IIT-M Scientists Scooped on Super Sand?

K.S. Jayaraman in Nature India [free subscription required]:

'Super sand', hailed as a low-cost water purification option for developing countries, recently made headlines across the world after researchers reported its merits. The sand, they said, could be made by coating ordinary sand grains with graphite oxide and could remove mercury and dyes from water. Its uniqueness — five times more filtering capacity than that of sand, which is traditionally used for water filtration.

While US and Australian authors have been given credit in the popular and scientific press for the finding, researchers [led by Prof. T. Pradeep] at the nanoscience lab of the Indian Institute of Technology (IIT) in Chennai claim they were two years ahead of the US-Australia group in figuring this out. They say they missed out on the recognition since their scientific paper got delayed in a series of rejections by journal publishers.

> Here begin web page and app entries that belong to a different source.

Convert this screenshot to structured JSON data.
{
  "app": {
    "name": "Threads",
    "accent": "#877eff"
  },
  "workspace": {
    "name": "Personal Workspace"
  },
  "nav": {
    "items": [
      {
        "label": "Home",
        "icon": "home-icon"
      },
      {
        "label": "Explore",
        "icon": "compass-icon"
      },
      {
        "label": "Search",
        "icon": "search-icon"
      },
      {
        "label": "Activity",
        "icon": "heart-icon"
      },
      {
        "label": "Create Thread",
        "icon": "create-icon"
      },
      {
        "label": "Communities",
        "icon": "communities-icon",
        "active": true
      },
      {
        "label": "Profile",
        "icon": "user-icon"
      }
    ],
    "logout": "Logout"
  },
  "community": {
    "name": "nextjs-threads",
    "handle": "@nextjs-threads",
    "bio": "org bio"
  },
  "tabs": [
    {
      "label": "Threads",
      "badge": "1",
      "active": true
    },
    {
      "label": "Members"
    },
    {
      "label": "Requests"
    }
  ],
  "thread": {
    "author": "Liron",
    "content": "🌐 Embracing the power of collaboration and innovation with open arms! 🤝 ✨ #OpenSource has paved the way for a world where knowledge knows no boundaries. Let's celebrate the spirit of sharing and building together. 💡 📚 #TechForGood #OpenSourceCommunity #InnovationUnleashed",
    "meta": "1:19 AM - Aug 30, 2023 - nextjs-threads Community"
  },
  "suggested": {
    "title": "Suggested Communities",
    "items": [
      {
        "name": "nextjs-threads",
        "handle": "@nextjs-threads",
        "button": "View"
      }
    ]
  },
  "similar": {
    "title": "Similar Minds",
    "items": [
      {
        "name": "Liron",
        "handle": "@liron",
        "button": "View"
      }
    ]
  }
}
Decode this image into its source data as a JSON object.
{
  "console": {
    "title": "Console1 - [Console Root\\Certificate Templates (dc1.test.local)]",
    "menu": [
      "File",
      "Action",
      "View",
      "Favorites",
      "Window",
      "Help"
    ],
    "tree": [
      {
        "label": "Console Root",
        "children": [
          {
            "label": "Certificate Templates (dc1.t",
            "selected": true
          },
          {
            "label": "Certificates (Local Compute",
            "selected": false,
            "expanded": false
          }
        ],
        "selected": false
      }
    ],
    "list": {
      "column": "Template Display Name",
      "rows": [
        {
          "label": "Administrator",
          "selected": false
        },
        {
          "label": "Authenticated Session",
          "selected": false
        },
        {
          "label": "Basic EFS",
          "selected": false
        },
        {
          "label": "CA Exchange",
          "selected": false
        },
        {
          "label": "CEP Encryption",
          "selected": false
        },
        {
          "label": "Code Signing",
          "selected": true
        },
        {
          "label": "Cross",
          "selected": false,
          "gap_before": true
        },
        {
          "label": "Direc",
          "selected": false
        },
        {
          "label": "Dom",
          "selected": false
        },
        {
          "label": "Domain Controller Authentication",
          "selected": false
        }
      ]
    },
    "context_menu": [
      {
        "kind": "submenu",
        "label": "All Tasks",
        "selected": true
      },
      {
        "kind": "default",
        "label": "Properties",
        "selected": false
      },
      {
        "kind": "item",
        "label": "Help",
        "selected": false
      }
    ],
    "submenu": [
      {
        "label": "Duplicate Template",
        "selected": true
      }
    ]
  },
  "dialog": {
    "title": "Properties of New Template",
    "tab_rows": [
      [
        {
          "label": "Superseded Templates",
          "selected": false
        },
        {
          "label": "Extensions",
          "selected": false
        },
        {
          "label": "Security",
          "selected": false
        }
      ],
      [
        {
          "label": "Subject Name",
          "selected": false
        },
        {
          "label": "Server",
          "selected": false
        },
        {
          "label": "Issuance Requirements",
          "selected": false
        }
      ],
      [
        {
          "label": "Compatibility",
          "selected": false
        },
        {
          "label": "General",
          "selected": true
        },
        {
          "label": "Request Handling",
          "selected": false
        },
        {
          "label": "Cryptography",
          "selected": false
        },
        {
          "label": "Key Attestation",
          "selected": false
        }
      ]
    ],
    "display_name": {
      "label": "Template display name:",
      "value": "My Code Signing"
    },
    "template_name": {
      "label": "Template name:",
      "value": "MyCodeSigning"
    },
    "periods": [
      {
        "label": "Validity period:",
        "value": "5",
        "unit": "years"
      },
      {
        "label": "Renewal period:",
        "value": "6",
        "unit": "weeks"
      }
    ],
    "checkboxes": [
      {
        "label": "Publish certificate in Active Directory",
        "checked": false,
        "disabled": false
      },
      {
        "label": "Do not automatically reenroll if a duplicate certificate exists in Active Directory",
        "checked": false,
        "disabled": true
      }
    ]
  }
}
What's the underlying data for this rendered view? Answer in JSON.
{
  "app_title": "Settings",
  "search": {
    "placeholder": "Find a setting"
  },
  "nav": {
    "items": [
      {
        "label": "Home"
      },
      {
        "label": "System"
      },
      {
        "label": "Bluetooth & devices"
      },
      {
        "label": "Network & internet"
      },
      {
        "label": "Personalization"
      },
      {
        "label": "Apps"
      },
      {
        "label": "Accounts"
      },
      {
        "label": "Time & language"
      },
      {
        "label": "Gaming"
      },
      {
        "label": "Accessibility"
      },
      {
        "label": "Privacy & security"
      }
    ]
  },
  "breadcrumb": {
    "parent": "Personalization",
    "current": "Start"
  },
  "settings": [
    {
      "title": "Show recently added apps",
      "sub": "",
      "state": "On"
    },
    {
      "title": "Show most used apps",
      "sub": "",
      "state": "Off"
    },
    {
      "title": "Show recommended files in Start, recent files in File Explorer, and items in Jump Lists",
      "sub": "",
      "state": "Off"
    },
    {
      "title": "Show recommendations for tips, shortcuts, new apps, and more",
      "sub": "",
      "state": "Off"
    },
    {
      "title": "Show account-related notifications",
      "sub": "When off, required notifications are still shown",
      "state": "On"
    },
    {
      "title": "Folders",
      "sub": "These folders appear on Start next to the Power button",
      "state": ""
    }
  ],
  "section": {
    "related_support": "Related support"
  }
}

  1. Saswata said...
    This comment has been removed by the author.
  2. Saswata said...

    The phenomenon of "borrowing of ideas" is common in the ever-growing and ever-competitive scientific community. However, a proper acknowledgment or reference to the source of the idea should be considered an ethical practice.
    The article points out the importance of a more transparent peer-reviewing system where the fame of a reviewer or an author does not come in the way of the fate of a paper.